There has been a lot of scientific research done on tocotrienols [natural vitamin e], especially those derived from palm fruit, in relation to heart health and certain cognitive problems like Alzheimer's, senile dementia, etc. Also, tocotrienol is synergistic with omega-3, and the body needs more natural vitamin E or tocotrienol when taking omega-3s. P-Tidyl_WeiTM, our phosphatidyl serine product, also works in combination with DHA, particularly in relation to phospholipid structures in the brain and elsewhere. Phosolipids and DHA are critical in terms of brain and cellular function. For example, approximately 15 percent of the human brain fatty acid structure is made of DHA. DHA also works in tandem with phospholipids in the body, as does tocotrienol.
Does this mean that vegan diets are nutritionally inadequate for human health?
In certain respects, yes. These diets need to be offset by certain nutraceuticals or nutritional factors like omega-3, certain types of plant proteins, trace minerals, etc.
What about children--do they need these supplements? If so, how do you propose we give them to children who won't swallow capsules?
I myself personally am very careful about giving children any sort of supplements until they are old enough to swallow a vegicap. In general, in this country we believe that children are given way to many drugs, supplements, etc. Beyond that, the DHA levels do not become crucial until adulthood, or unless there are special health issues which come up before this.
What do you think parents of vegan children need to consider, in regards to children's nutrition?
Be sure they get enough protein and essential nutrients as well as minerals, all in moderate doses.
Do you have plans for other supplements in the near future?
NuTru will continue to develop other vegan products which meet the needs of the vegan community and reflect our commitment to products that make a difference in terms of improving health and longevity, as well as quality of life. These will be products that offer good value in appropriate dosage in an all-vegan format.
If there were a single piece of advice or a message that you could give to vegans, what would that be?
Stay the path. Be true to yourself and your values, but be reasonable and compassionate at the same time. Move towards a more integrated holistic model which emphasizes real concern for other creatures, including our fellow humans. Don't be exclusionary! Finally, we all need to move into another mode which veganism will be a part of, and will have to come from a further evolution in consciousness beyond what we have now.

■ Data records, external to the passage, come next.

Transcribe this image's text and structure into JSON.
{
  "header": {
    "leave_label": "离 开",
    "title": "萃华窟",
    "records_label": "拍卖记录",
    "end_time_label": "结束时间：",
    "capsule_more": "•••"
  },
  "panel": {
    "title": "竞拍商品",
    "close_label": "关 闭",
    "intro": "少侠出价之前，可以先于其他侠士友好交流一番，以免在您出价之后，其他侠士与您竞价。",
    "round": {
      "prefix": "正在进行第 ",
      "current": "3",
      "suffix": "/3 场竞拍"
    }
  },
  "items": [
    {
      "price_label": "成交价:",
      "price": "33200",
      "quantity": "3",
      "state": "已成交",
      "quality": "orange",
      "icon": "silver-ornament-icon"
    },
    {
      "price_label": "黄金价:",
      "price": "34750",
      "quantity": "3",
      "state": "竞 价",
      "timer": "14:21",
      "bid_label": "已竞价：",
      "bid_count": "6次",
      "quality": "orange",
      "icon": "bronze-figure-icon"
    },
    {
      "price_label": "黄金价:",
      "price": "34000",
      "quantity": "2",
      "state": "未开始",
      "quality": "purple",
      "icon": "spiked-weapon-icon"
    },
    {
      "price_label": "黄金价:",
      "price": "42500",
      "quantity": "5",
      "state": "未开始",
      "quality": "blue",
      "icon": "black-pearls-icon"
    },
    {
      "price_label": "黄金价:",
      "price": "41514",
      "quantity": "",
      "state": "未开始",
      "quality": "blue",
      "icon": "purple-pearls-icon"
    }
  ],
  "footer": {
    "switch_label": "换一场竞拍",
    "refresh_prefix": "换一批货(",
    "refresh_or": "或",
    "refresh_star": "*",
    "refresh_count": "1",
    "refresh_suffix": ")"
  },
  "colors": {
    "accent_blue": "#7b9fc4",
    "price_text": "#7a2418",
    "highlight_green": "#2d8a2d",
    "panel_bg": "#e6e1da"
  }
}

Where can your products be purchased?
At leading purveyors of vegan products like Vegan Essentials, Pangea, etc., as well as some health food stores and natural health chains that carry fine vegan products.